[TASK DETAILS]: What follows is a set of records; give them all back exactly.

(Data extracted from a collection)
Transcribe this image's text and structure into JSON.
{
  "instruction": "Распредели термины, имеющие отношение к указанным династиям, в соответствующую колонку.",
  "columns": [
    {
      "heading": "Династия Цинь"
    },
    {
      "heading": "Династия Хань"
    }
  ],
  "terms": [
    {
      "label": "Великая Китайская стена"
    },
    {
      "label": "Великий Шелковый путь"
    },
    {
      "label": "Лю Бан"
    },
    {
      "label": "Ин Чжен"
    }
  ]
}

[ANSWER AREA]:
Transcribe this image's text and structure into JSON.
{
  "instruction": "Распредели термины, имеющие отношение к указанным династиям, в соответствующую колонку.",
  "columns": [
    {
      "heading": "Династия Цинь"
    },
    {
      "heading": "Династия Хань"
    }
  ],
  "terms": [
    {
      "label": "Великая Китайская стена"
    },
    {
      "label": "Великий Шелковый путь"
    },
    {
      "label": "Лю Бан"
    },
    {
      "label": "Ин Чжен"
    }
  ]
}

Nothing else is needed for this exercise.